The deal will allow Cephalon to see not only how their drugs interact with target kinases, but also with other kinases that could be causing side effects. The resulting data could provide evidence of the move toward ever more targeted and personalised medicine.
Under the terms of the agreement Ambit's KinomeScan-driven discovery capabilities will be combined with Cephalon's chemistry, discovery and development capabilities, significantly compressing typical timelines for discovery and development of small molecule pharmaceutical products.
Kinases play key roles in cancer, inflammation, diabetes and other diseases. With more than 30 kinase inhibitors in clinical trials or approved for human use including Gleevec, Tarceva and Sutent, this important class of proteins is a rich area for drug development.
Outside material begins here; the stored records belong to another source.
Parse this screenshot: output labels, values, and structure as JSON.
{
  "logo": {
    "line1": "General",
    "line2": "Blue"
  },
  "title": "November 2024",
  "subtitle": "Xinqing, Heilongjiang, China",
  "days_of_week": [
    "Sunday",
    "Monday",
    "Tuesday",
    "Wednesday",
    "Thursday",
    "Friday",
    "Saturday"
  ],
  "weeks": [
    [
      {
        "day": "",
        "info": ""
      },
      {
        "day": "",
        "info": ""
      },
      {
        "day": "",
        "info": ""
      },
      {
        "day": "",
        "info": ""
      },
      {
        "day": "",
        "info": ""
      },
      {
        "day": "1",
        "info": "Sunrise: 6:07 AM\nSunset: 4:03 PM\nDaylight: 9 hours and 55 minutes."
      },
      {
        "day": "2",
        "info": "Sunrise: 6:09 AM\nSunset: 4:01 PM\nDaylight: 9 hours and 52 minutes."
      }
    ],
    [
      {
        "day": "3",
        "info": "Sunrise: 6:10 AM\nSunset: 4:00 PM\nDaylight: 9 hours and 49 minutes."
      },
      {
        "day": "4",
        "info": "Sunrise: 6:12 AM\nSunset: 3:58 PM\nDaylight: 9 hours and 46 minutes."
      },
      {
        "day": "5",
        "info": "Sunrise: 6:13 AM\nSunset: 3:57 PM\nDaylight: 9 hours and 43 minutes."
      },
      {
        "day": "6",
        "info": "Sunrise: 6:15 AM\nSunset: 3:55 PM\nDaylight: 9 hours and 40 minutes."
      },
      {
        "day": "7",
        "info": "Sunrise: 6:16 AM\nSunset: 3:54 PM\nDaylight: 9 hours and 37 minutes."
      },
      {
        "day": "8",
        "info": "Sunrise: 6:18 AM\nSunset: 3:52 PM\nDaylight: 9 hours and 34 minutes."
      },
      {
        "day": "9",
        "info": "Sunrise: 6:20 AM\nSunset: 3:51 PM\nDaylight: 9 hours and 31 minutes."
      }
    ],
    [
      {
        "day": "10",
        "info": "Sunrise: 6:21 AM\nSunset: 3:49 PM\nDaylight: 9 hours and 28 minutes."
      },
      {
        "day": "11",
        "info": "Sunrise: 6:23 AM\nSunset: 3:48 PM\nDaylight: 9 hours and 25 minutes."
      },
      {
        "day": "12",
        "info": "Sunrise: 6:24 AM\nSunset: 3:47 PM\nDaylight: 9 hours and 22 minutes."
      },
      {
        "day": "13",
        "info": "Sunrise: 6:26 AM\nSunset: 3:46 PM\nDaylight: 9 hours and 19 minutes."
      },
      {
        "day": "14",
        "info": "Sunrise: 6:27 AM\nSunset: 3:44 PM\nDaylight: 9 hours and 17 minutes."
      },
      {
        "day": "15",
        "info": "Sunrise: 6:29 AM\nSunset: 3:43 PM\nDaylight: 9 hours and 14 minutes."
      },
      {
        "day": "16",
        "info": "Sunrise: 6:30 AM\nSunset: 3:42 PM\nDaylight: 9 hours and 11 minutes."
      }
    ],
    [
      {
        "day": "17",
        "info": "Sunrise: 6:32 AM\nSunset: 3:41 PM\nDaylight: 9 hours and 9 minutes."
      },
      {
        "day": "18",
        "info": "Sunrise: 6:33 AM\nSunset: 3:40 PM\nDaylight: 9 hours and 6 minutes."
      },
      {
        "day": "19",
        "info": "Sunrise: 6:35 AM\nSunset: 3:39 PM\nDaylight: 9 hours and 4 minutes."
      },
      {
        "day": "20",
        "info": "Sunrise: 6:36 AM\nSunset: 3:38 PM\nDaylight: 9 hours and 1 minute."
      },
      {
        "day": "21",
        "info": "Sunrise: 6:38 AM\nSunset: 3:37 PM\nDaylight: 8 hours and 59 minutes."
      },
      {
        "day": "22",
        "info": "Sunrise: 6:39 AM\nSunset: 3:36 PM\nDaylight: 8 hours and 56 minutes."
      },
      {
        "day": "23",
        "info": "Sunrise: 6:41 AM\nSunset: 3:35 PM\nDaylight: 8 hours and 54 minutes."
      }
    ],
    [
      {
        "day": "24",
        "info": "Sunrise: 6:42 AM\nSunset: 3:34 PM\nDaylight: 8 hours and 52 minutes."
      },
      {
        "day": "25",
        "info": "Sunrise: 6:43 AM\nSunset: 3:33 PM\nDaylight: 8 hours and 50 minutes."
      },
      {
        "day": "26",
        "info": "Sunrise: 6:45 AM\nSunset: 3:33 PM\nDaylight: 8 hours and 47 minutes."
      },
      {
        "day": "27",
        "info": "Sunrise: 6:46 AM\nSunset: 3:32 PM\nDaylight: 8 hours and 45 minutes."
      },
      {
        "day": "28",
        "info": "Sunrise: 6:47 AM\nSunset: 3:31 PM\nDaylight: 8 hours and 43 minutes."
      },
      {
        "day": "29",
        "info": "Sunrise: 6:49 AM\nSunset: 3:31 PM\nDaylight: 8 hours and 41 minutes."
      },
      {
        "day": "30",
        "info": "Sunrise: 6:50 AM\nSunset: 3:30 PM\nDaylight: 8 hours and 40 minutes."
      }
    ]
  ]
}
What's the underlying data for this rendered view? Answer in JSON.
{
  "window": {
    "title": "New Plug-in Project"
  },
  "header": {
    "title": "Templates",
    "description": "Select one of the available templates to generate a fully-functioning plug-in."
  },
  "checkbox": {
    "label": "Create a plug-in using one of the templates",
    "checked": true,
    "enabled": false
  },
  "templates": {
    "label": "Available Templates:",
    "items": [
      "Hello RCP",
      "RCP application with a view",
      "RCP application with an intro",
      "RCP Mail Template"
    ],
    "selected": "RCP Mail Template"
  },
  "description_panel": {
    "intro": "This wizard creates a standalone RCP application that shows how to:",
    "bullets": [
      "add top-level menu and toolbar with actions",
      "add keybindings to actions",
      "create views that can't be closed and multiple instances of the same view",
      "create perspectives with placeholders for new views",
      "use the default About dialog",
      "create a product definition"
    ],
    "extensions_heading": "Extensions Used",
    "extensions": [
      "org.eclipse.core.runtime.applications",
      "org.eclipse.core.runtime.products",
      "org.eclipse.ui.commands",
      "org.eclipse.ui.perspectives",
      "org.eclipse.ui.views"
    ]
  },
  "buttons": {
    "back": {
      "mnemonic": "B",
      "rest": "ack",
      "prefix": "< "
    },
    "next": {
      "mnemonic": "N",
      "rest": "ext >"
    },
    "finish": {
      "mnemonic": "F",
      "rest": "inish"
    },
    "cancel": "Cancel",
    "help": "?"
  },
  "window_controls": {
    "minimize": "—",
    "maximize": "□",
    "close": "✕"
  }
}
However, kinases share similarities that make them difficult to target specifically, and off-target inhibition can result in side effects or toxicity.
Financial obligations will see Cephalon pay an up-front fee of $18m (€14m) to Ambit for access to Ambit's proprietary KinomeScan technology.
In addition, the companies will collaborate on advancing two programs targeting undisclosed kinases, with Ambit having primary responsibility for delivering clinical candidates that Cephalon will further develop in exchange for additional milestone payments to Ambit of up to $232.5m and royalties on commercial sales.
Ambit will also have the opportunity to utilise Cephalon library compounds to discover and develop products that are effective inhibitors of certain undisclosed kinases.
"While they are our fourth major collaborator, Cephalon is the first pharmaceutical company to take complete advantage of Ambit's proprietary discovery platform," said Scott Salka, Chief Executive Officer of Ambit.
"The cornerstone of the collaboration is Ambit's unequalled ability to screen chemical libraries across a panel of 300 kinases, which will be used to rapidly annotate Cephalon's focused library of potential kinase inhibitors," he added.
Ambit's KinomeScan technology is a new way to evaluate libraries of compounds by testing them simultaneously against a large number of human kinases.
This provides information regarding how strongly the compounds bind to both intended and unintended kinases, revealing the best candidates for preclinical optimisation as well as off-target interactions that could either cause unwanted side effects or reveal new indications.
Additionally, the speed of KinomeScan, which can routinely provide a three-day feedback loop between chemistry, pharmacology and screening, allows the technology to be utilised throughout the optimisation process until a drug's desired kinase inhibition profile is obtained.
While Kinases remain a popular drug target for pharma and biotechnology companies, the problem with kinases is that it is difficult to hit the ones you want without also hitting ones you don't want - and that can cause side effects.
As recently as last week, the enrolment of the drug Exelixis was suspended in a Phase 2 trial with a kinase inhibitor due to cardiovascular adverse events…probably because that drug targets multiple kinases, which increases the risk of side effects).
"Our structurally diverse, proprietary chemical library of kinase inhibitors is among our most valuable assets. We see this collaboration as an opportunity to extract the maximum value from this asset in the shortest period of time," said Jeffry Vaught, Executive Vice President, research & development at Cephalon.
"Coupled to our collaborative discovery programs with Ambit, we expect to rapidly and efficiently identify drug candidates that effectively inhibit the targeted kinases while minimising side effects due to off-target kinase modulation," he added.